A devotional from Central Presbyterian Church. Find a previous day here.
Monday June 29, 2020
1 John 5:18-19
We know that everyone who has been born of God does not keep on sinning, but he who was born of God protects him, and the evil one does not touch him. 19 We know that we are from God, and the whole world lies in the power of the evil one.
“How far is too far?” It doesn’t take long in youth ministry before you begin to start hearing many of the same questions.

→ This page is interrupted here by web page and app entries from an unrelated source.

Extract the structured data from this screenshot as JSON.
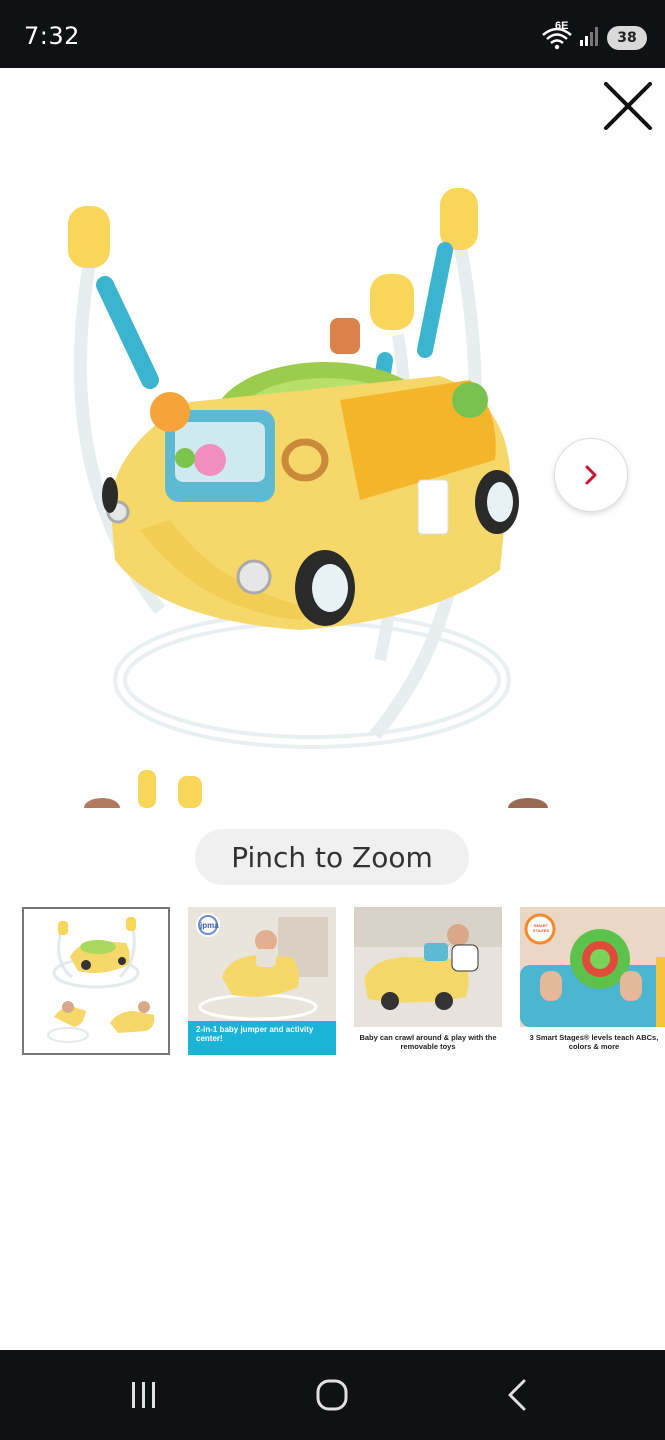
{
  "status_bar": {
    "time": "7:32",
    "network": "6E",
    "battery": "38",
    "icons": [
      "wifi-icon",
      "signal-icon",
      "battery-icon"
    ]
  },
  "viewer": {
    "close_icon": "close-icon",
    "next_icon": "chevron-right-icon",
    "zoom_hint": "Pinch to Zoom",
    "accent_color": "#c8102e"
  },
  "thumbnails": [
    {
      "caption": "",
      "selected": true
    },
    {
      "caption": "2-in-1 baby jumper and activity center!",
      "badge": "jpma",
      "selected": false
    },
    {
      "caption": "Baby can crawl around & play with the removable toys",
      "selected": false
    },
    {
      "caption": "3 Smart Stages® levels teach ABCs, colors & more",
      "badge": "SMART STAGES",
      "selected": false
    }
  ],
  "nav_bar": {
    "items": [
      "recent-apps-icon",
      "home-icon",
      "back-icon"
    ]
  }
}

Since long before the advent of “youth group,” inquiring teenagers have been asking some form of the question above, which can essentially be interpreted as, “Where is the line between sin and not sin and how can I get as close to it as possible?” Long-time youth minister and author Doug Fields, speaking to a large gathering of youth workers, once jokingly noted that the two most popular topics to discuss with teenagers were sex and the end times, and the quickest way to grow your youth group would be to advertise a series on whether there was sex IN the end times. All jokes aside, teenagers aren’t the only ones interested in attempting to walk the fine line of simultaneously obeying the commands of God while enjoying the things of the world.
In the very beginning, at the climax of creation, God created Adam and Eve in His own image and gave them dominion over the entire earth. Every beast and bird, every fish and fruit, everything that had breath of life, were put under the authority of the man and wife, and it wasn’t just good, but God declared that it was all “very good.” They literally had the entire world at their fingertips, given by God to use and enjoy as they saw fit, all except for one tree in the garden: the tree of the knowledge of good and evil, of which the Lord told Adam, “in the day that you eat of it you shall surely die.” Sounds reasonable enough, no? Unfortunately, we know the rest of this story. Adam and Eve were not alone in the garden, but the enemy of God was there as well, who deceived them, planting within them seeds of doubt about the goodness of their Maker. The enemy told them that in His prohibition, God was keeping the very best of the garden away from them, and if they would only taste the fruit, they too would become like God. The man and woman listened to and believed the lies, and in the first act of human disobedience, instantly brought sin and death into the world. They did not physically die on that day; instead what they experienced was something far worse: expulsion from the garden and separation from their Maker.
But God did not leave man on his own forever. Immediately after the fall of man, God made a promise of hope, that things would not always be so. He declared to the enemy, “I will put enmity between you and the woman, and between your offspring and her offspring; he shall bruise your head, and you shall bruise his heel.” Many years later, in a common stable in an out-of-the-way town, the promised Child at last was born: the One who would not just bruise, but crush, the head of the enemy once and for all. As Jesus grew in wisdom and in stature, He was perfect, without sin of any kind. Just as Adam, Jesus also found Himself alone with the enemy, face-to-face with the prince of deception. Knowing the rejection and pain that lie ahead of Him, the enemy made an audacious proposition to Jesus as well. In vain, he attempted to convince Jesus that there was another way to glory aside from obedience to God’s plan. If Jesus would only bend the knee to the enemy in the wilderness, He would not have to bow His head at Golgotha, suffering ultimate agony and humiliation. But Hebrews 12 tells us of Jesus, “for the joy that was set before him endured the cross, despising the shame, and is seated at the right hand of the throne of God.”
Humanity sinned in the garden, and humanity has been entangled in sin ever since. We too, like our first parents, often find ourselves in the position of doubting the goodness of God, looking with lustful eyes at the ways of the world. But the good news is that those who have placed their faith in Jesus are given His power and strength to withstand the temptations of the evil one. Jesus taught His followers that they should regularly pray to be delivered from temptation and evil, and Galatians 1:4 tells us that He “gave himself for our sins to deliver us from the present evil age.” While the age may be evil, and the world lies in the power of the evil one, the believer can take great comfort in knowing the one who has ultimate power. In the greatest display of strength ever seen, the God of the universe humbled Himself, condescending to His creation, giving up His own life so that the sins of many could be forgiven. We find life in His death, may He protect us as we live in Him today.
Prayer for Today:
Lord Jesus, You are the Author and Maker of all that there is. All of Your commands and all of Your ways are good, and You have called us to live our lives in surrender to You, as You surrendered Your life on the cross. We cannot thank You enough for what You have done for us, and we pray that You would guide our steps and guard us from temptation as we live to declare Your wondrous gift of grace to the world that You long to save. We ask this in Your precious name, Amen.